Fintech’s transformative potential: Empower customers through self-education

Fintech’s transformative potential: Empower customers through self-education
Mukuru CEO, Andy Jury

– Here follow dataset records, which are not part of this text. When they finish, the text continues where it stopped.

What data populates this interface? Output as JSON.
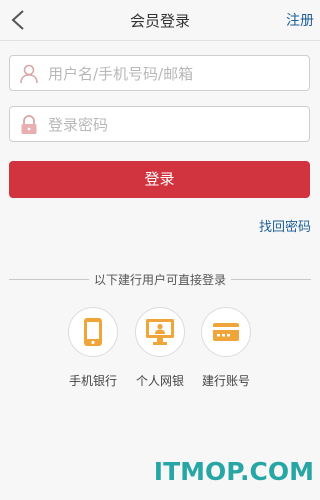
{
  "header": {
    "title": "会员登录",
    "register_label": "注册",
    "back_icon": "chevron-left-icon"
  },
  "form": {
    "username": {
      "value": "",
      "placeholder": "用户名/手机号码/邮箱",
      "icon": "user-icon"
    },
    "password": {
      "value": "",
      "placeholder": "登录密码",
      "icon": "lock-icon"
    },
    "login_label": "登录",
    "forgot_label": "找回密码"
  },
  "quick_login": {
    "divider_text": "以下建行用户可直接登录",
    "items": [
      {
        "label": "手机银行",
        "icon": "mobile-phone-icon"
      },
      {
        "label": "个人网银",
        "icon": "computer-user-icon"
      },
      {
        "label": "建行账号",
        "icon": "bank-card-icon"
      }
    ]
  },
  "watermark": "ITMOP.COM",
  "colors": {
    "accent_red": "#d1343f",
    "link_blue": "#1e5f9a",
    "icon_orange": "#f0a53a",
    "watermark_teal": "#28a6a6"
  }
}
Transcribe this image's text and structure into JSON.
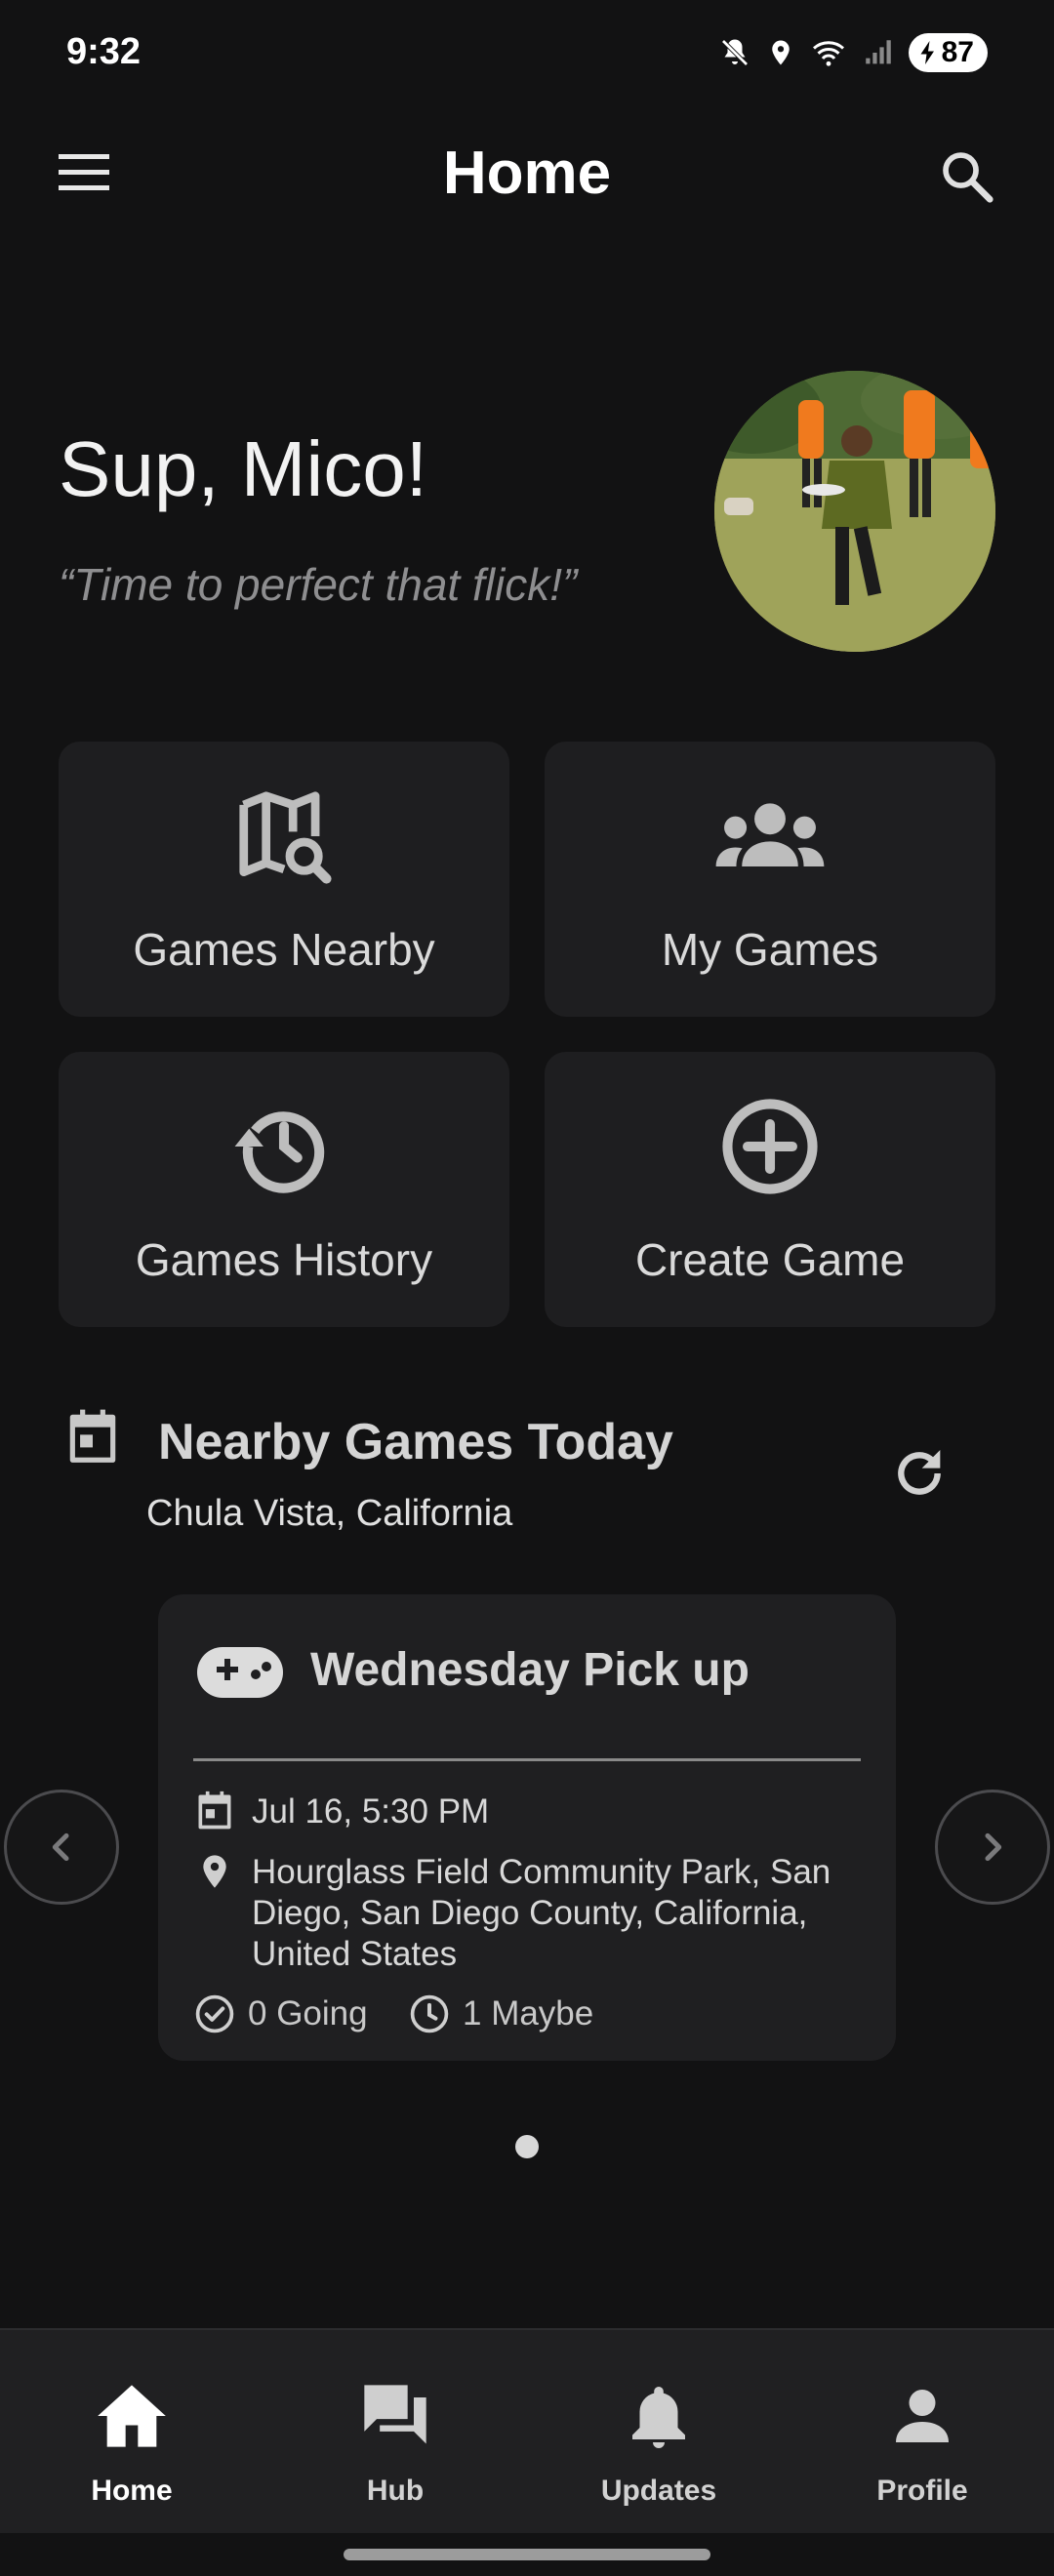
{
  "status_bar": {
    "time": "9:32",
    "battery": "87",
    "icons": [
      "mute-icon",
      "location-icon",
      "wifi-icon",
      "signal-icon",
      "battery-icon"
    ]
  },
  "app_bar": {
    "title": "Home",
    "menu_icon": "hamburger-menu-icon",
    "search_icon": "search-icon"
  },
  "greeting": {
    "text": "Sup, Mico!",
    "quote": "“Time to perfect that flick!”"
  },
  "tiles": [
    {
      "label": "Games Nearby",
      "icon": "map-search-icon"
    },
    {
      "label": "My Games",
      "icon": "groups-icon"
    },
    {
      "label": "Games History",
      "icon": "history-icon"
    },
    {
      "label": "Create Game",
      "icon": "add-circle-icon"
    }
  ],
  "nearby": {
    "title": "Nearby Games Today",
    "location": "Chula Vista, California",
    "games": [
      {
        "name": "Wednesday Pick up",
        "datetime": "Jul 16, 5:30 PM",
        "address": [
          "Hourglass Field Community Park, San",
          "Diego, San Diego County, California,",
          "United States"
        ],
        "going": "0 Going",
        "maybe": "1 Maybe"
      }
    ],
    "carousel_page": 1,
    "carousel_total": 1
  },
  "bottom_nav": {
    "items": [
      {
        "label": "Home",
        "icon": "home-icon",
        "active": true
      },
      {
        "label": "Hub",
        "icon": "forum-icon",
        "active": false
      },
      {
        "label": "Updates",
        "icon": "bell-icon",
        "active": false
      },
      {
        "label": "Profile",
        "icon": "person-icon",
        "active": false
      }
    ]
  },
  "colors": {
    "background": "#121213",
    "surface": "#1e1e20",
    "text_primary": "#ffffff",
    "text_muted": "#8e8e90",
    "icon": "#c8c8c8"
  }
}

The most powerful thing a fintech can do is enable its customers to educate themselves, says Mukuru CEO, Andy Jury. He says formalised financial education obviously plays a crucial role in a fintech’s business, but customers that trust and repeatedly use a new product or service, such as a digital store of money, go through a natural learning process and are then more comfortable being exposed to more sophisticated products. 

 

Mukuru, which is a next-generation financial services provider, started out as a remittance company and has evolved into a platform with a suite of different financial products and services. Jury says that by empowering its customers to teach themselves, Mukuru has enabled many thousands of unbanked and underserved people to access products and services from which they were previously excluded.  

 

“I vividly remember logging onto internet banking for the first time two decades ago. There was a genuine sense of trepidation, especially because I was doing something new with my hard-earned money. Seen this way, it is evident that no matter how financially sophisticated we may be, we are all on a journey of continuous education,” explains Jury.

 

“The aperture of a fintech’s focus will change depending on the customers it is serving. However, the fundamental essence remains the same: The most powerful thing we can do as financial service providers is to enable our customers to educate themselves. It’s the parable about teaching a man to fish.” 

 

Jury explains that there are two main streams in every fintech’s education strategy – the base layer of formal education and then the education that happens when customers use its products and services. “South Africa is a more financially digitised market for us than Malawi, for example. This means that the things we focus on change a little depending on the market. Whereas in Malawi we may do campaigns around keeping your PIN safe, in South Africa we may look at identity theft or education on loan or insurance products. Either way, there needs to be a base layer of understanding, access to knowledge and awareness.”

 

However, Jury says real education happens when people engage with a product and use it. “Financial education – which is vital for financial inclusion – is a thread that is woven into every engagement that we have with customers, because the vast majority of our customers around the world start out in an over-the-counter, cash world, which is unregulated. That doesn’t mean they are unsophisticated but it just means that they are used to transacting in a certain manner. When designing the education golden thread, a fintech needs to be sensitive to the fact that it will need to overcome an inertia of resistance born from a sense of trepidation. However, one can overcome this inertia by ensuring a product is accessible both in terms of solving the problems customers need solved, and by designing products in a way that they are likely to be used,” explains Jury.

 

He says that fintechs have a duty of care to ensure they provide customers with appropriate information. “In our case, we train the staff on all our channels, our contact centres are constantly going through training. We train the field ambassadors to make sure they can educate customers about the product. However, the biggest philosophical bent that we have in our own business is that we try, fail and learn, and by doing so we are constantly learning what our customers need and are able to design our education strategy accordingly.”

 

Jury says that when a customer starts using a product and his or her problem is solved, it creates a positive trust flywheel that then enables customers to learn and educate themselves over time that there are other services and products they can access on a platform they already trust. He says this is evident in the exponential growth of digital transactions on the Mukuru platform as it evolved from a remittance provider into a financial services platform.

 

“Three years ago, less than 40% of transactions managed on our platform were paid for using digital types of money. Today, that is more than 60%. This is crystal-clear proof that customers understand what they are doing, that they are comfortable doing it, and they trust our platform,” he explains.